# Shift registers. What, how and why?

I'm making a project and I'm using multiple 1 digit 7 segment displays. I haven't plugged them all on my arduino because currently I'm just testing. The problem is on the I/O ports. Obviously I need to use shift registers and since it's my first time ever using them I need to know more about them. After googling, I found that the specific model I bought outputs 8 pins and you can stack up to 8 in series. So lets do the math. `8 shift register` x `8 pins each SR` = `64 new pins` It seems cool but assuming I'm using 28 displays let's do the math again. 28 displays, each display has 8 pins (8 for segments and 2 as common cathode) `28` x `8` = `224` required pins. Is is possible to expand the I/O pins by 224 pins? How many shift registers can I stack together? Also which is better, the single digit display or the 4 digit display?

You can chain as many shift registers as you want.

Most commonly, these displays are multiplexed. Only one digit is lit at a time, cycling though all the digits fast enough, so the eye can't tell. This is however not very good practice for 28 digits, as the brightness will become 1/28th (though you could create groups of digits, and multiplex those groups separately).

There are specialized chips that do this multiplexing for you. E.g. the Max7219. This chip can multiplex 8 digits, with 8 segments. So you'd need 4 of these to light up 28 digits.
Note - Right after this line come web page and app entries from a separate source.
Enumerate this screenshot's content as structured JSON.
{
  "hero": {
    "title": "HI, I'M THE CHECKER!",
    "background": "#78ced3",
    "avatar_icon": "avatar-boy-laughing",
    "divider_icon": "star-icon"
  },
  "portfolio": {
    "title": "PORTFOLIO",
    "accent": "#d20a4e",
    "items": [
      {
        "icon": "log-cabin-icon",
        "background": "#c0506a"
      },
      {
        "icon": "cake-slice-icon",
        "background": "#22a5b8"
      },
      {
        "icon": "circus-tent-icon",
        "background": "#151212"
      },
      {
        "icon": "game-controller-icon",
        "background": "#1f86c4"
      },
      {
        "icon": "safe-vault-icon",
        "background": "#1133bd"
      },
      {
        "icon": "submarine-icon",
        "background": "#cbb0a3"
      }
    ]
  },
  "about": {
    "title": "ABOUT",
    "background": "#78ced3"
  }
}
You can buy these displays on eBay for a few dollars. A bit of soldering and you are done (although also pre-assembled ones are available). They can be daisy-chained. Example:

You only need 5 wires to the Arduino: Gnd/5V/MOSI/SCK/SCK.
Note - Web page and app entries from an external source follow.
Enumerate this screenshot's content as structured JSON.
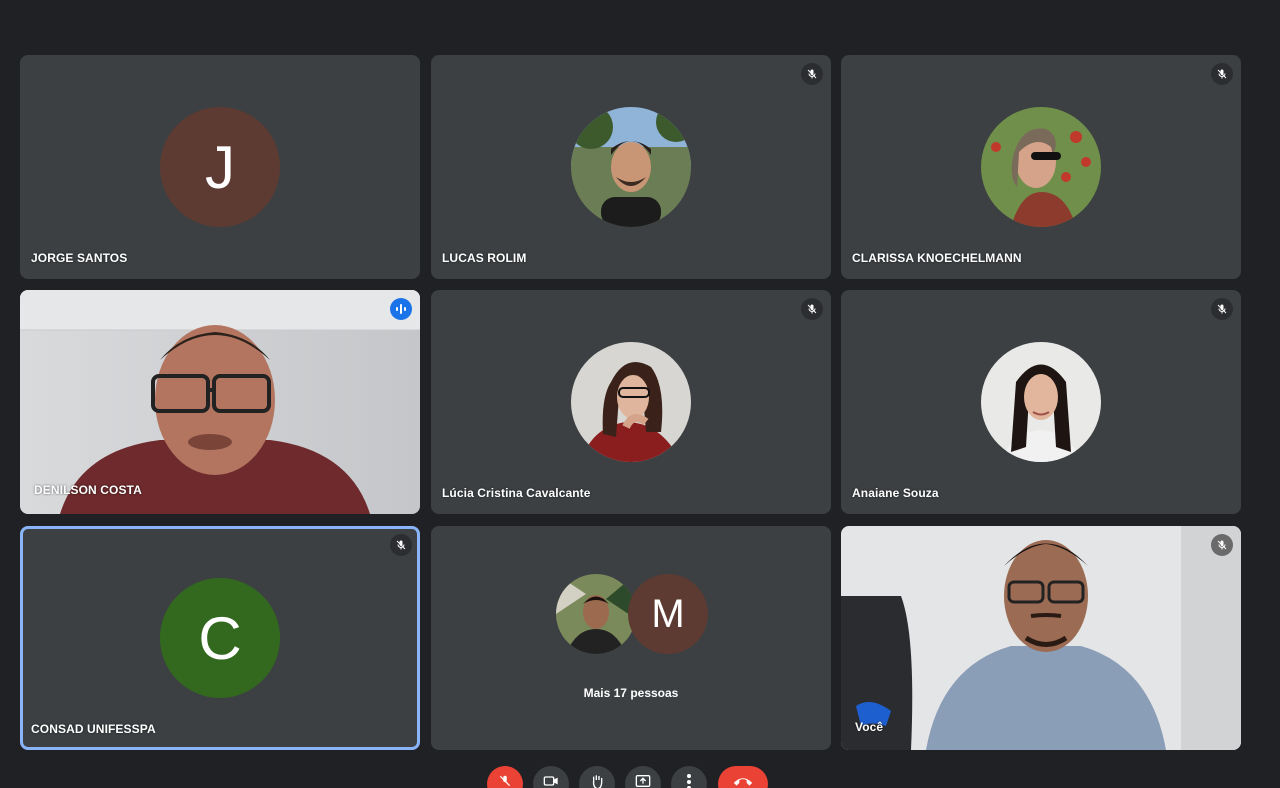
{
  "participants": [
    {
      "name": "JORGE SANTOS",
      "initial": "J",
      "avatar_color": "#5d3b33",
      "muted": false
    },
    {
      "name": "LUCAS ROLIM",
      "muted": true
    },
    {
      "name": "CLARISSA KNOECHELMANN",
      "muted": true
    },
    {
      "name": "DENILSON COSTA",
      "speaking": true
    },
    {
      "name": "Lúcia Cristina Cavalcante",
      "muted": true
    },
    {
      "name": "Anaiane Souza",
      "muted": true
    },
    {
      "name": "CONSAD UNIFESSPA",
      "initial": "C",
      "avatar_color": "#33691e",
      "muted": true
    },
    {
      "more_label": "Mais 17 pessoas",
      "extra_initial": "M",
      "extra_avatar_color": "#5d3b33"
    },
    {
      "name": "Você",
      "muted": true
    }
  ],
  "controls": [
    "mic-off-icon",
    "camera-icon",
    "raise-hand-icon",
    "present-icon",
    "more-options-icon",
    "hang-up-icon"
  ],
  "colors": {
    "background": "#202124",
    "tile": "#3c4043",
    "accent": "#8ab4f8",
    "red": "#ea4335",
    "blue": "#1a73e8"
  }
}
Also, 64-dot displays for displaying arbitrary text:

Again, only 5 wires.

I have Arduino libraries for driving both sorts of display on Interfacing LED displays with the MAX7219 driver .